• **Task objective**:
Please give the data again in full, exactly as provided.

** Opening Supplied records block **

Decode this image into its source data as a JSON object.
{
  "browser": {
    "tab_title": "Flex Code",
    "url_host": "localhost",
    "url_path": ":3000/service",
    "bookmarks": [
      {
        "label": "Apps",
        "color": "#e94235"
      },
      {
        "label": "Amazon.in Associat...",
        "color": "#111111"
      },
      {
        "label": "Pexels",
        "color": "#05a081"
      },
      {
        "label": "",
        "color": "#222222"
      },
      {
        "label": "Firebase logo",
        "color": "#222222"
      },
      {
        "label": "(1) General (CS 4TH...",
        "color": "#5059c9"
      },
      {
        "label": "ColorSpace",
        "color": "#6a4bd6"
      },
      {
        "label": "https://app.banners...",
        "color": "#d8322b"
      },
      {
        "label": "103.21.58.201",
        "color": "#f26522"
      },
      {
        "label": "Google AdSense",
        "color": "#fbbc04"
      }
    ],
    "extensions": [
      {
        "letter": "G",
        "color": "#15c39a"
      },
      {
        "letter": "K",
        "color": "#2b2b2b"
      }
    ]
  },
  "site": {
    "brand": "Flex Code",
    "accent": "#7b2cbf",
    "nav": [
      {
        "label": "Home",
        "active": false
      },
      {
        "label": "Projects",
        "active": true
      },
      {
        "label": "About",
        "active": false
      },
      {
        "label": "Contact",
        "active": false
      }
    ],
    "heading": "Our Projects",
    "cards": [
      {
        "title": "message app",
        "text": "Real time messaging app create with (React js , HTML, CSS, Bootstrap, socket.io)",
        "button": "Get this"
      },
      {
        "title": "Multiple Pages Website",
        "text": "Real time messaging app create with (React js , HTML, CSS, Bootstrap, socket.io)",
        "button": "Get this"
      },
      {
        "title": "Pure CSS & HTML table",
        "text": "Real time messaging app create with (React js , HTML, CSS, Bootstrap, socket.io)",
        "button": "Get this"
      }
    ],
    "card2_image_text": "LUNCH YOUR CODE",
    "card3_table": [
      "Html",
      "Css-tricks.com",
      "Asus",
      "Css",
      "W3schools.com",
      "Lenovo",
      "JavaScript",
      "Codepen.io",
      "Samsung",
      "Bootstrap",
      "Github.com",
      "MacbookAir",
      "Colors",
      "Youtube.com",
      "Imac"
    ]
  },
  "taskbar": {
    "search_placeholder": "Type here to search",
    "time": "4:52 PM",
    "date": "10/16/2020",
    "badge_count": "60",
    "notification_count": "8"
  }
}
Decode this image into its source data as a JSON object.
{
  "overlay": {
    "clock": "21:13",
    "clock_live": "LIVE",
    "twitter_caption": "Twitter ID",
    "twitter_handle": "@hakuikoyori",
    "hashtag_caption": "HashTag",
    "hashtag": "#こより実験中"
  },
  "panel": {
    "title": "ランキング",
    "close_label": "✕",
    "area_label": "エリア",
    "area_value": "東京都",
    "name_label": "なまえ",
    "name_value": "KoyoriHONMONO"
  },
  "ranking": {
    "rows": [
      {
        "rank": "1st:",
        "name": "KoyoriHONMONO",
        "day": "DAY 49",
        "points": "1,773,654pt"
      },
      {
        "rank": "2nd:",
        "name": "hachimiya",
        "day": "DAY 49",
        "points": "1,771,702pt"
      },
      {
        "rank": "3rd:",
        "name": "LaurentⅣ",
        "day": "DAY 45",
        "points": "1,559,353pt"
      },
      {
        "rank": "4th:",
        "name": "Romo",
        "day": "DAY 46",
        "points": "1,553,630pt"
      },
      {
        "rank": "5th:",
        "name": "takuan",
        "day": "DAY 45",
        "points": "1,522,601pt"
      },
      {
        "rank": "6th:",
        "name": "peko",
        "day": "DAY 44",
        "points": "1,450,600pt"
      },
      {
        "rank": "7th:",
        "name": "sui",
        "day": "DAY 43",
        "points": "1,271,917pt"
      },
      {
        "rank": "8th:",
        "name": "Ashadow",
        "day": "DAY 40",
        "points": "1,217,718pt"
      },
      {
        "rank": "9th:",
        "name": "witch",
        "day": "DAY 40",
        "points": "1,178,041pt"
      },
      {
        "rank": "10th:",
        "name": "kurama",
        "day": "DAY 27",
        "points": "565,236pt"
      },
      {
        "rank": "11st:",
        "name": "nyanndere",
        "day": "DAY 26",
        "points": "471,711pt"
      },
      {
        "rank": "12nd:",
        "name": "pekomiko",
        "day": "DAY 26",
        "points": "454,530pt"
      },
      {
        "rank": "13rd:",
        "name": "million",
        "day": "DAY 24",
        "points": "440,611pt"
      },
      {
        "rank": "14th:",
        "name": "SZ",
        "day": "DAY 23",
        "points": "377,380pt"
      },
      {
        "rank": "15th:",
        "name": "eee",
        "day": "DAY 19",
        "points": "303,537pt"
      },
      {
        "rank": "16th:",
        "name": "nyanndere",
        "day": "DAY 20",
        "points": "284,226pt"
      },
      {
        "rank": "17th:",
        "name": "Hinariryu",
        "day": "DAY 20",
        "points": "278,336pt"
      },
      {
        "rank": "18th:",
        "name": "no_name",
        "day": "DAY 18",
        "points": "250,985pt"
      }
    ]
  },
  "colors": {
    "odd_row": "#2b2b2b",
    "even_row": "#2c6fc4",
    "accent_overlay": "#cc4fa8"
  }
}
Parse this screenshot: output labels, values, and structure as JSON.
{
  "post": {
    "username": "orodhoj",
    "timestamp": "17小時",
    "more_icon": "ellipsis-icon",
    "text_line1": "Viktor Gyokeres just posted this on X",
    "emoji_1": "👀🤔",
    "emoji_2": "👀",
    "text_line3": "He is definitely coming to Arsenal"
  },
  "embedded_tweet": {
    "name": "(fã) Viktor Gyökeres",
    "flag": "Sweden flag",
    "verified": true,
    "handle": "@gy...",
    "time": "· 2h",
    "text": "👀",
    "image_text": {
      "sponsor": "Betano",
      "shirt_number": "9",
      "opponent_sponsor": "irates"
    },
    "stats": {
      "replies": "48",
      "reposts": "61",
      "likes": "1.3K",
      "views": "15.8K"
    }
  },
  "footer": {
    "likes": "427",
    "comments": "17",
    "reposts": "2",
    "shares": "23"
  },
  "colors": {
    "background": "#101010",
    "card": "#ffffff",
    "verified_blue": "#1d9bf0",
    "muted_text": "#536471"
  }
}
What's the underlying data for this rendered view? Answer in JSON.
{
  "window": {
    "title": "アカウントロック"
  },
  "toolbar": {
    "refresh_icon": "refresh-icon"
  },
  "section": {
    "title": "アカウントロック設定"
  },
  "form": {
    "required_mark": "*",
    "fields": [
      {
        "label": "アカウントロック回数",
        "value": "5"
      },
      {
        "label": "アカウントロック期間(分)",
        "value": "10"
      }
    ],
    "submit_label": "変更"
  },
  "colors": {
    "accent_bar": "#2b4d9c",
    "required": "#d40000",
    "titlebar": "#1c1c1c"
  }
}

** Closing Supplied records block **

• **Result**:
Decode this image into its source data as a JSON object.
{
  "browser": {
    "tab_title": "Flex Code",
    "url_host": "localhost",
    "url_path": ":3000/service",
    "bookmarks": [
      {
        "label": "Apps",
        "color": "#e94235"
      },
      {
        "label": "Amazon.in Associat...",
        "color": "#111111"
      },
      {
        "label": "Pexels",
        "color": "#05a081"
      },
      {
        "label": "",
        "color": "#222222"
      },
      {
        "label": "Firebase logo",
        "color": "#222222"
      },
      {
        "label": "(1) General (CS 4TH...",
        "color": "#5059c9"
      },
      {
        "label": "ColorSpace",
        "color": "#6a4bd6"
      },
      {
        "label": "https://app.banners...",
        "color": "#d8322b"
      },
      {
        "label": "103.21.58.201",
        "color": "#f26522"
      },
      {
        "label": "Google AdSense",
        "color": "#fbbc04"
      }
    ],
    "extensions": [
      {
        "letter": "G",
        "color": "#15c39a"
      },
      {
        "letter": "K",
        "color": "#2b2b2b"
      }
    ]
  },
  "site": {
    "brand": "Flex Code",
    "accent": "#7b2cbf",
    "nav": [
      {
        "label": "Home",
        "active": false
      },
      {
        "label": "Projects",
        "active": true
      },
      {
        "label": "About",
        "active": false
      },
      {
        "label": "Contact",
        "active": false
      }
    ],
    "heading": "Our Projects",
    "cards": [
      {
        "title": "message app",
        "text": "Real time messaging app create with (React js , HTML, CSS, Bootstrap, socket.io)",
        "button": "Get this"
      },
      {
        "title": "Multiple Pages Website",
        "text": "Real time messaging app create with (React js , HTML, CSS, Bootstrap, socket.io)",
        "button": "Get this"
      },
      {
        "title": "Pure CSS & HTML table",
        "text": "Real time messaging app create with (React js , HTML, CSS, Bootstrap, socket.io)",
        "button": "Get this"
      }
    ],
    "card2_image_text": "LUNCH YOUR CODE",
    "card3_table": [
      "Html",
      "Css-tricks.com",
      "Asus",
      "Css",
      "W3schools.com",
      "Lenovo",
      "JavaScript",
      "Codepen.io",
      "Samsung",
      "Bootstrap",
      "Github.com",
      "MacbookAir",
      "Colors",
      "Youtube.com",
      "Imac"
    ]
  },
  "taskbar": {
    "search_placeholder": "Type here to search",
    "time": "4:52 PM",
    "date": "10/16/2020",
    "badge_count": "60",
    "notification_count": "8"
  }
}
Decode this image into its source data as a JSON object.
{
  "overlay": {
    "clock": "21:13",
    "clock_live": "LIVE",
    "twitter_caption": "Twitter ID",
    "twitter_handle": "@hakuikoyori",
    "hashtag_caption": "HashTag",
    "hashtag": "#こより実験中"
  },
  "panel": {
    "title": "ランキング",
    "close_label": "✕",
    "area_label": "エリア",
    "area_value": "東京都",
    "name_label": "なまえ",
    "name_value": "KoyoriHONMONO"
  },
  "ranking": {
    "rows": [
      {
        "rank": "1st:",
        "name": "KoyoriHONMONO",
        "day": "DAY 49",
        "points": "1,773,654pt"
      },
      {
        "rank": "2nd:",
        "name": "hachimiya",
        "day": "DAY 49",
        "points": "1,771,702pt"
      },
      {
        "rank": "3rd:",
        "name": "LaurentⅣ",
        "day": "DAY 45",
        "points": "1,559,353pt"
      },
      {
        "rank": "4th:",
        "name": "Romo",
        "day": "DAY 46",
        "points": "1,553,630pt"
      },
      {
        "rank": "5th:",
        "name": "takuan",
        "day": "DAY 45",
        "points": "1,522,601pt"
      },
      {
        "rank": "6th:",
        "name": "peko",
        "day": "DAY 44",
        "points": "1,450,600pt"
      },
      {
        "rank": "7th:",
        "name": "sui",
        "day": "DAY 43",
        "points": "1,271,917pt"
      },
      {
        "rank": "8th:",
        "name": "Ashadow",
        "day": "DAY 40",
        "points": "1,217,718pt"
      },
      {
        "rank": "9th:",
        "name": "witch",
        "day": "DAY 40",
        "points": "1,178,041pt"
      },
      {
        "rank": "10th:",
        "name": "kurama",
        "day": "DAY 27",
        "points": "565,236pt"
      },
      {
        "rank": "11st:",
        "name": "nyanndere",
        "day": "DAY 26",
        "points": "471,711pt"
      },
      {
        "rank": "12nd:",
        "name": "pekomiko",
        "day": "DAY 26",
        "points": "454,530pt"
      },
      {
        "rank": "13rd:",
        "name": "million",
        "day": "DAY 24",
        "points": "440,611pt"
      },
      {
        "rank": "14th:",
        "name": "SZ",
        "day": "DAY 23",
        "points": "377,380pt"
      },
      {
        "rank": "15th:",
        "name": "eee",
        "day": "DAY 19",
        "points": "303,537pt"
      },
      {
        "rank": "16th:",
        "name": "nyanndere",
        "day": "DAY 20",
        "points": "284,226pt"
      },
      {
        "rank": "17th:",
        "name": "Hinariryu",
        "day": "DAY 20",
        "points": "278,336pt"
      },
      {
        "rank": "18th:",
        "name": "no_name",
        "day": "DAY 18",
        "points": "250,985pt"
      }
    ]
  },
  "colors": {
    "odd_row": "#2b2b2b",
    "even_row": "#2c6fc4",
    "accent_overlay": "#cc4fa8"
  }
}
Parse this screenshot: output labels, values, and structure as JSON.
{
  "post": {
    "username": "orodhoj",
    "timestamp": "17小時",
    "more_icon": "ellipsis-icon",
    "text_line1": "Viktor Gyokeres just posted this on X",
    "emoji_1": "👀🤔",
    "emoji_2": "👀",
    "text_line3": "He is definitely coming to Arsenal"
  },
  "embedded_tweet": {
    "name": "(fã) Viktor Gyökeres",
    "flag": "Sweden flag",
    "verified": true,
    "handle": "@gy...",
    "time": "· 2h",
    "text": "👀",
    "image_text": {
      "sponsor": "Betano",
      "shirt_number": "9",
      "opponent_sponsor": "irates"
    },
    "stats": {
      "replies": "48",
      "reposts": "61",
      "likes": "1.3K",
      "views": "15.8K"
    }
  },
  "footer": {
    "likes": "427",
    "comments": "17",
    "reposts": "2",
    "shares": "23"
  },
  "colors": {
    "background": "#101010",
    "card": "#ffffff",
    "verified_blue": "#1d9bf0",
    "muted_text": "#536471"
  }
}
What's the underlying data for this rendered view? Answer in JSON.
{
  "window": {
    "title": "アカウントロック"
  },
  "toolbar": {
    "refresh_icon": "refresh-icon"
  },
  "section": {
    "title": "アカウントロック設定"
  },
  "form": {
    "required_mark": "*",
    "fields": [
      {
        "label": "アカウントロック回数",
        "value": "5"
      },
      {
        "label": "アカウントロック期間(分)",
        "value": "10"
      }
    ],
    "submit_label": "変更"
  },
  "colors": {
    "accent_bar": "#2b4d9c",
    "required": "#d40000",
    "titlebar": "#1c1c1c"
  }
}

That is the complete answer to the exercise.